At a glance
It was during Friday night drinks with a friend that Sonny De Silva CPA first became involved in the Cyril Dharmawardana Foundation (CDF), a charity that provides free transport for cancer patients, the terminally ill and their families in Australia and Sri Lanka.
“My mother, who lives in Australia, had recently had a breast cancer ordeal, and so had my mother-in-law in Sri Lanka, and I was talking to my mate about the different levels of care in the two countries,” De Silva says.
The friend De Silva was sharing a drink with is the son of famous Sri Lankan actor Cyril Dharmawardana, who passed away from cancer in 2013. His son, Binara, had recently launched a foundation in his father’s name, and De Silva felt compelled to throw himself into the cause.
“It is tragic to think of the difficulty that people in developing countries experience trying to get to medical treatment. Many would be forced to forgo treatment because they can’t access it,” De Silva says. “We are so lucky here in Australia – we have one of the best public health systems in the world.”
De Silva says there are emergency ambulance services in Sri Lanka, but the non-emergency sector for ongoing treatment and palliative care is less supported.
“We’re the only non-emergency transport provider specially for the palliative care sector [in Sri Lanka],” says De Silva. “The hospitals know about the foundation, so doctors assess the need of patients, especially those living in rural provinces, and then contact us.”
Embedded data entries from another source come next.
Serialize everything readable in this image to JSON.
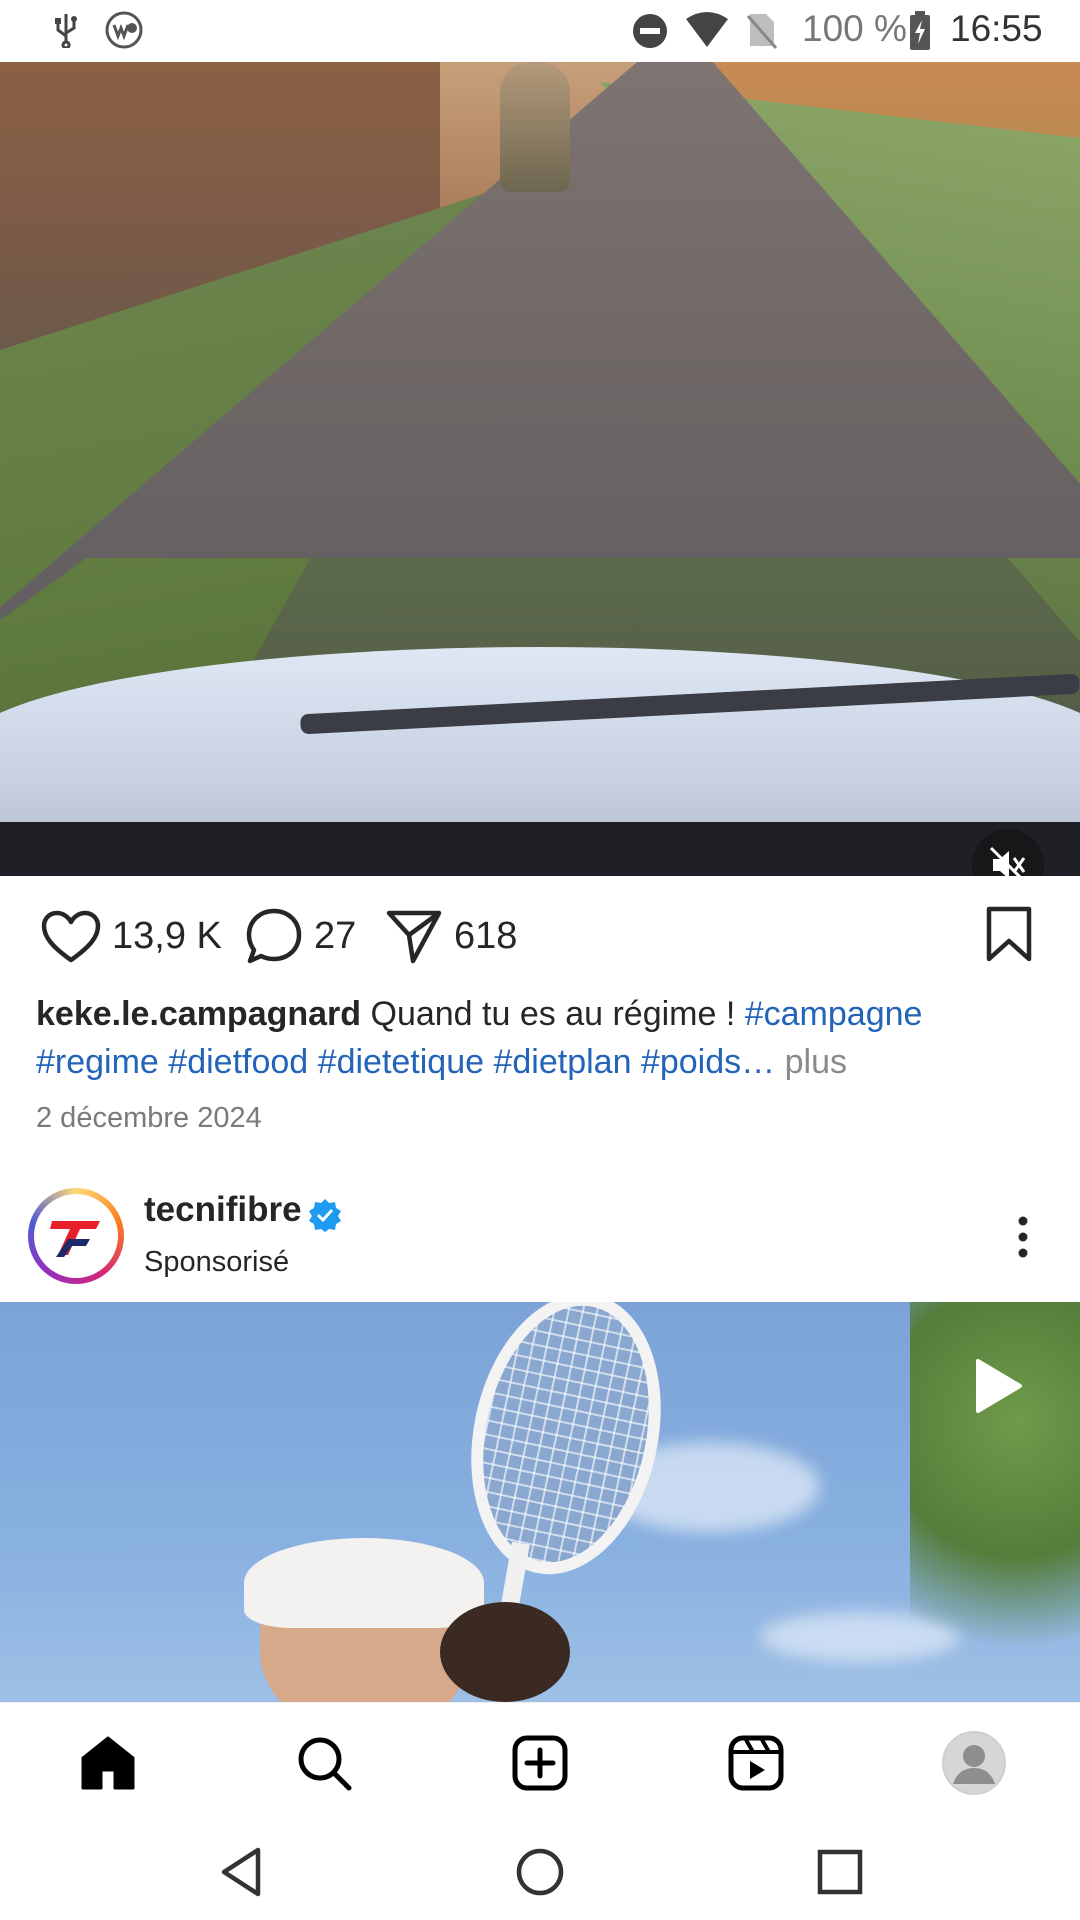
{
  "status_bar": {
    "left_icons": [
      "usb-icon",
      "wd-icon"
    ],
    "right_icons": [
      "dnd-icon",
      "wifi-icon",
      "no-sim-icon",
      "battery-charging-icon"
    ],
    "battery": "100 %",
    "time": "16:55"
  },
  "post1": {
    "media_icons": [
      "volume-off-icon"
    ],
    "likes": "13,9 K",
    "comments": "27",
    "shares": "618",
    "action_icons": [
      "heart-icon",
      "comment-icon",
      "share-icon",
      "bookmark-icon"
    ],
    "username": "keke.le.campagnard",
    "caption_text": " Quand tu es au régime ! ",
    "hashtags": [
      "#campagne",
      "#regime",
      "#dietfood",
      "#dietetique",
      "#dietplan",
      "#poids…"
    ],
    "more_label": " plus",
    "date": "2 décembre 2024"
  },
  "post2": {
    "account_name": "tecnifibre",
    "verified_icon": "verified-badge-icon",
    "sponsored_label": "Sponsorisé",
    "menu_icon": "more-vertical-icon",
    "media_icon": "reel-play-icon"
  },
  "bottom_nav": {
    "items": [
      "home-icon",
      "search-icon",
      "create-icon",
      "reels-icon",
      "profile-avatar"
    ]
  },
  "system_nav": {
    "items": [
      "back-icon",
      "home-circle-icon",
      "recents-icon"
    ]
  },
  "colors": {
    "hashtag": "#2364b8",
    "verified": "#1d9bf0",
    "text": "#262626",
    "muted": "#7a7a7a"
  }
}
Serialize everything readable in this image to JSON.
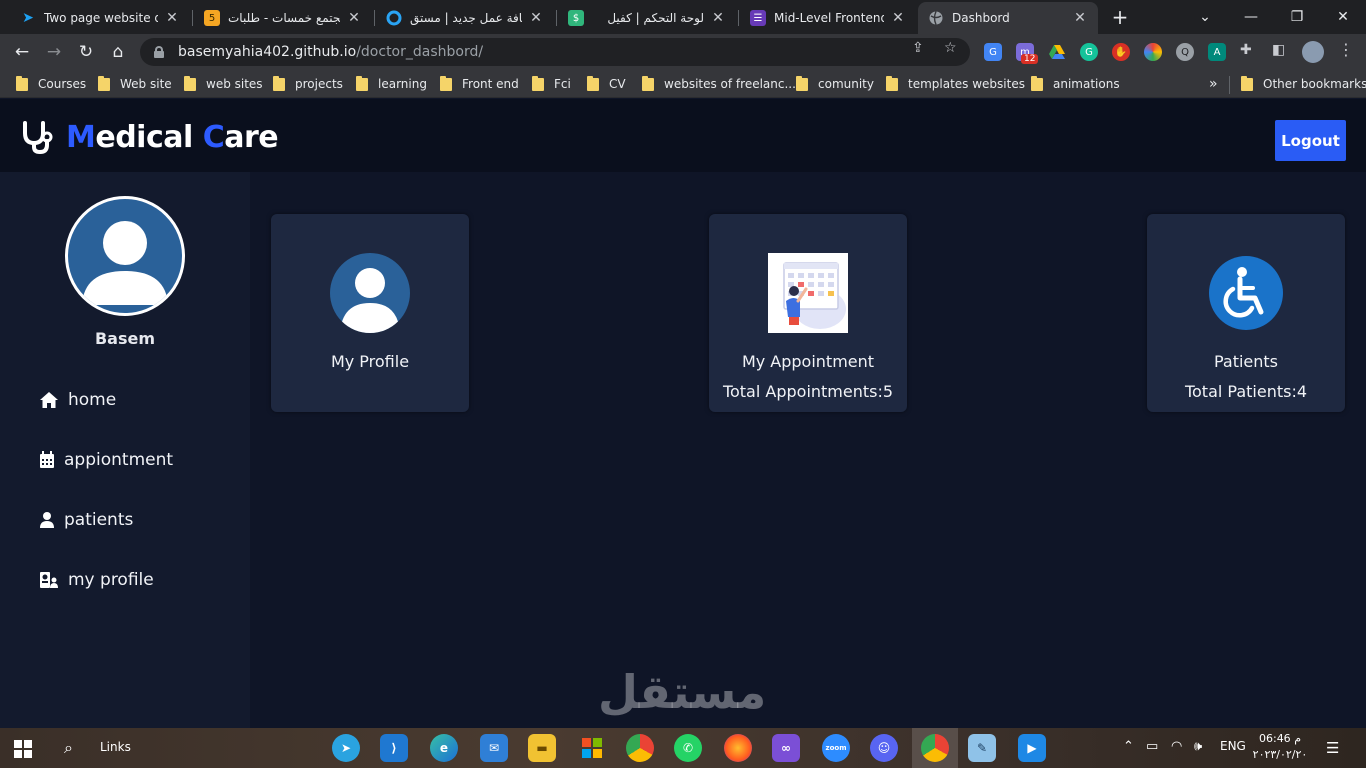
{
  "browser": {
    "tabs": [
      {
        "title": "Two page website des",
        "icon": "bird-icon",
        "color": "#1da1f2"
      },
      {
        "title": "مجتمع خمسات - طلبات",
        "icon": "khamsat-icon",
        "color": "#f5a623"
      },
      {
        "title": "إضافة عمل جديد | مستق",
        "icon": "mostaql-icon",
        "color": "#2aa4f4"
      },
      {
        "title": "لوحة التحكم | كفيل",
        "icon": "kafiil-icon",
        "color": "#30b67c"
      },
      {
        "title": "Mid-Level Frontend D",
        "icon": "form-icon",
        "color": "#673ab7"
      },
      {
        "title": "Dashbord",
        "icon": "globe-icon",
        "color": "#9aa0a6"
      }
    ],
    "url_host": "basemyahia402.github.io",
    "url_path": "/doctor_dashbord/",
    "extension_badge": "12",
    "bookmarks": [
      "Courses",
      "Web site",
      "web sites",
      "projects",
      "learning",
      "Front end",
      "Fci",
      "CV",
      "websites of freelanc...",
      "comunity",
      "templates websites",
      "animations"
    ],
    "more_bookmarks": "»",
    "other_bookmarks": "Other bookmarks"
  },
  "app": {
    "logo": {
      "m": "M",
      "edical": "edical ",
      "c": "C",
      "are": "are"
    },
    "logout_label": "Logout",
    "user_name": "Basem",
    "nav": [
      {
        "label": "home",
        "icon": "home-icon"
      },
      {
        "label": "appiontment",
        "icon": "calendar-icon"
      },
      {
        "label": "patients",
        "icon": "user-icon"
      },
      {
        "label": "my profile",
        "icon": "id-card-icon"
      }
    ],
    "cards": [
      {
        "title": "My Profile",
        "stat": "",
        "icon": "user-avatar-icon"
      },
      {
        "title": "My Appointment",
        "stat": "Total Appointments:5",
        "icon": "appointment-illustration"
      },
      {
        "title": "Patients",
        "stat": "Total Patients:4",
        "icon": "wheelchair-icon"
      }
    ],
    "accent_color": "#2a5cf5"
  },
  "watermark": "مستقل",
  "taskbar": {
    "links_label": "Links",
    "lang": "ENG",
    "time": "06:46 م",
    "date": "٢٠٢٣/٠٢/٢٠"
  }
}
CDF has raised the funds for 16 ambulances in Australia – 10 of which have been sent to Sri Lanka, with the preparation and shipment of six more to follow soon. The service of transporting patients is conducted by paid staff. “Sometimes, people who have received our help end up supporting the charity and assisting patients, after receiving training,” De Silva says.
In Australia, thanks to the public health system, patients are generally provided with free transport to treatment, so the charity has turned its focus to those living rurally, and to families of the ill, who want to be close to loved ones.
“We have held discussions with Ronald McDonald House, which provides accommodation for interstate families of children who are sick. We intend to provide services like picking up the families from the airport and taking them to their accommodation,” De Silva says.
“Royal Flying Doctors also has a very similar outlook to us in terms of helping rural and disadvantaged families, so we have a really good working relationship with them. CDF is the beneficiary partner of RFDS [Royal Flying Doctor Sevices] for decommissioned ambulances.”
Despite being flat out running his own financial services firm, DS Advisory, De Silva gives CDF about a day of his time each month.
His official title is head of CDF’s advisory committee – advising on big picture strategy – but he is involved in many aspects of the foundation, and is its largest financial contributor.
“I really care about how every dollar is spent, and making sure we help the greatest number of people we can, so it’s very satisfying to be involved in the financial management of the charity,” he says.
De Silva looks forward to helping his friend Binara Dharmawardana and the CDF team to keep growing the foundation. “There is a massive need; the bucket will never be filled, so we must keep working and raising funds to help.”
About the Cyril Dharmawardana Foundation
The Cyril Dharmawardana Foundation (CDF) is an Australia-based not-for-profit charity that assists cancer and terminally ill patients with transportation to their treatment. In Sri Lanka, CDF provides the only free non-emergency ambulance service, while in Australia, CDF provides transport support to families of the ill, and non-treatment transport for patients in palliative care. There are many ways to support CDF, including sponsoring an ambulance, which comes with an option of a personalised dedication in memory of a loved one or a business logo for corporate sponsorship.cdfcharity.org